, 6:2

First online:

Open Access This content is freely available online to anyone, anywhere at any time.

Dietary components as epigenetic-regulating agents against cancer

  • Ling-Chu ChangAffiliated withChinese Medicinal Research and Development Center, China Medical University Hospital
  • , Yung-Luen YuAffiliated withGraduate Institute of Cancer Biology, China Medical UniversityCenter for Molecular Medicine, China Medical University HospitalDepartment of Biotechnology, Asia University Email author 


Carcinogenesis is a complicated process that involves the deregulation of epigenetics resulting in cellular transformational events, such proliferation, differentiation, and metastasis.
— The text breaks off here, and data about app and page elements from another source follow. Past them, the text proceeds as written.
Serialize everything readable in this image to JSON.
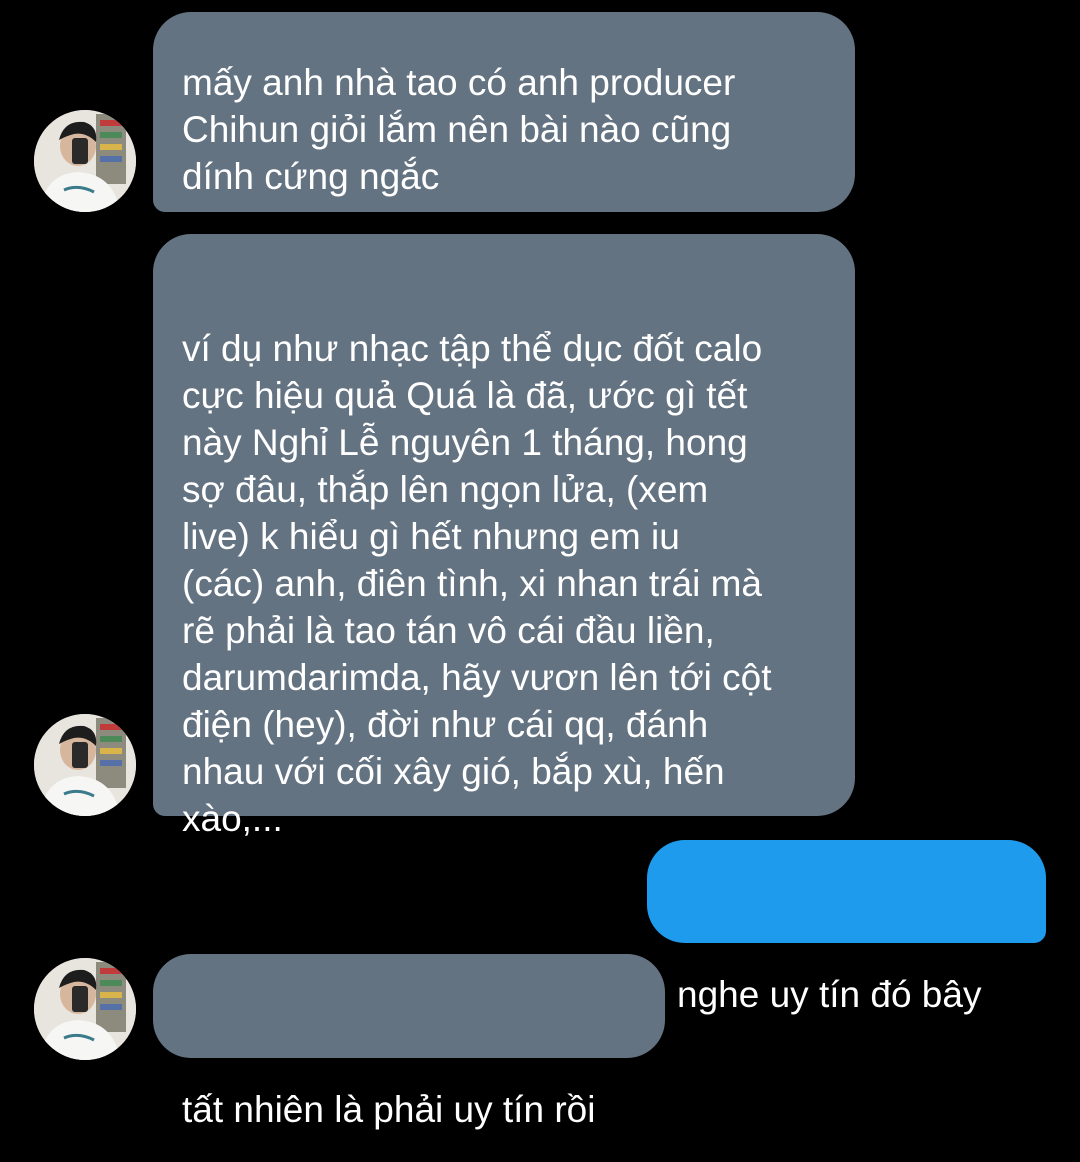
{
  "messages": [
    {
      "direction": "incoming",
      "text": "mấy anh nhà tao có anh producer\nChihun giỏi lắm nên bài nào cũng\ndính cứng ngắc"
    },
    {
      "direction": "incoming",
      "text": "ví dụ như nhạc tập thể dục đốt calo\ncực hiệu quả Quá là đã, ước gì tết\nnày Nghỉ Lễ nguyên 1 tháng, hong\nsợ đâu, thắp lên ngọn lửa, (xem\nlive) k hiểu gì hết nhưng em iu\n(các) anh, điên tình, xi nhan trái mà\nrẽ phải là tao tán vô cái đầu liền,\ndarumdarimda, hãy vươn lên tới cột\nđiện (hey), đời như cái qq, đánh\nnhau với cối xây gió, bắp xù, hến\nxào,..."
    },
    {
      "direction": "outgoing",
      "text": "nghe uy tín đó bây"
    },
    {
      "direction": "incoming",
      "text": "tất nhiên là phải uy tín rồi"
    }
  ],
  "colors": {
    "background": "#000000",
    "incoming_bubble": "#647382",
    "outgoing_bubble": "#1f9bed",
    "text": "#ffffff"
  },
  "icons": {
    "avatar": "contact-avatar-photo"
  }
}
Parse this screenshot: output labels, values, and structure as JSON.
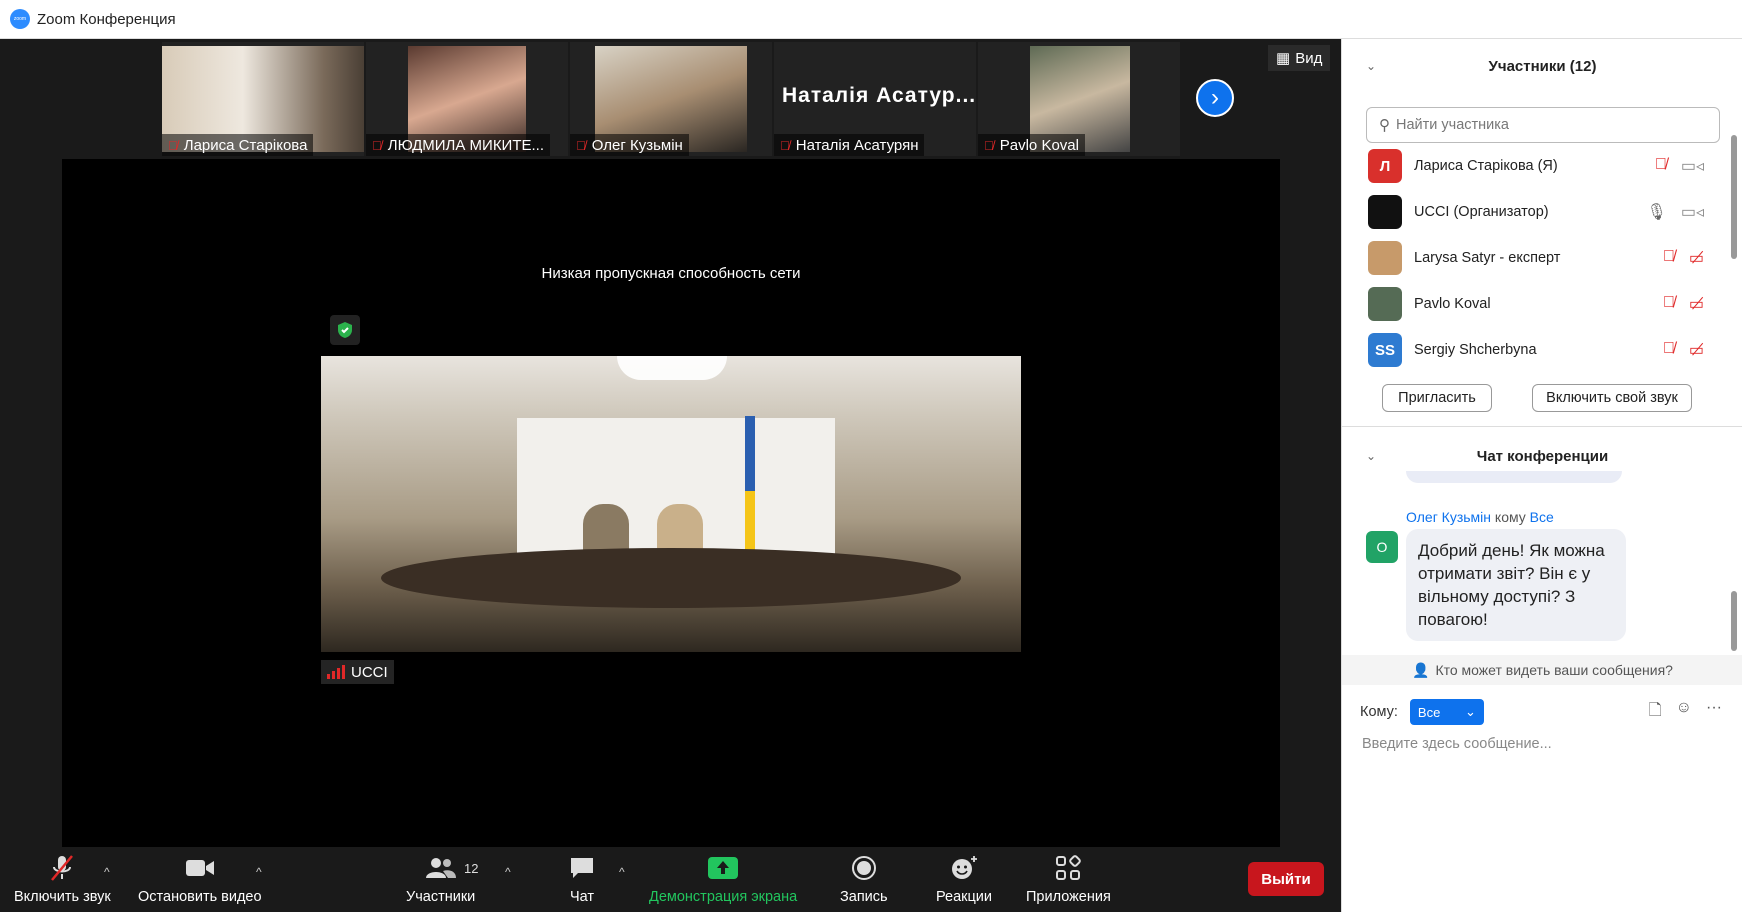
{
  "window": {
    "title": "Zoom Конференция",
    "logo_text": "zoom"
  },
  "strip": {
    "thumbs": [
      {
        "name": "Лариса Старікова",
        "muted": true
      },
      {
        "name": "ЛЮДМИЛА МИКИТЕ...",
        "muted": true
      },
      {
        "name": "Олег Кузьмін",
        "muted": true
      },
      {
        "name": "Наталія Асатурян",
        "muted": true,
        "display_name": "Наталія Асатур..."
      },
      {
        "name": "Pavlo Koval",
        "muted": true
      }
    ],
    "view_label": "Вид"
  },
  "main_video": {
    "status": "Низкая пропускная способность сети",
    "speaker": "UCCI"
  },
  "toolbar": {
    "unmute": "Включить звук",
    "stop_video": "Остановить видео",
    "participants": "Участники",
    "participants_count": "12",
    "chat": "Чат",
    "share": "Демонстрация экрана",
    "record": "Запись",
    "reactions": "Реакции",
    "apps": "Приложения",
    "leave": "Выйти"
  },
  "participants_panel": {
    "title": "Участники (12)",
    "search_placeholder": "Найти участника",
    "list": [
      {
        "initial": "Л",
        "name": "Лариса Старікова (Я)",
        "color": "#d9302c",
        "mic": "muted",
        "cam": "on"
      },
      {
        "initial": "",
        "name": "UCCI (Организатор)",
        "color": "#111111",
        "mic": "on",
        "cam": "on"
      },
      {
        "initial": "",
        "name": "Larysa Satyr - експерт",
        "color": "#c79a6a",
        "mic": "muted",
        "cam": "off"
      },
      {
        "initial": "",
        "name": "Pavlo Koval",
        "color": "#556b55",
        "mic": "muted",
        "cam": "off"
      },
      {
        "initial": "SS",
        "name": "Sergiy Shcherbyna",
        "color": "#2e7bd1",
        "mic": "muted",
        "cam": "off"
      }
    ],
    "invite": "Пригласить",
    "unmute_self": "Включить свой звук"
  },
  "chat_panel": {
    "title": "Чат конференции",
    "message": {
      "sender": "Олег Кузьмін",
      "to_word": "кому",
      "recipient": "Все",
      "avatar": "О",
      "text": "Добрий день! Як можна отримати звіт? Він є у вільному доступі? З повагою!"
    },
    "who_can_see": "Кто может видеть ваши сообщения?",
    "to_label": "Кому:",
    "to_value": "Все",
    "input_placeholder": "Введите здесь сообщение..."
  }
}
Epigenetic machinery changes the accessibility of chromatin to transcriptional regulation through DNA modification. The collaboration of epigenetics and gene transcriptional regulation creates a suitable microenvironment for cancer development, which is proved by the alternation in cell proliferation, differentiation, division, metabolism, DNA repair and movement. Therefore, the reverse of epigenetic dysfunction may provide a possible strategy and new therapeutic targets for cancer treatment. Many dietary components such as sulforaphane and epigallocatechin- 3-gallate have been demonstrated to exert chemopreventive influences, such as reducing tumor growth and enhancing cancer cell death. Anticancer mechanistic studies also indicated that dietary components could display the ability to reverse epigenetic deregulation in assorted tumors via reverting the adverse epigenetic regulation, including alternation of DNA methylation and histone modification, and modulation of microRNA expression. Therefore, dietary components as therapeutic agents on epigenetics becomes an attractive approach for cancer prevention and intervention at the moment. In this review, we summarize the recent discoveries and underlying mechanisms of the most common dietary components for cancer prevention via epigenetic regulation.


Dietary component Epigenetic modification Cancer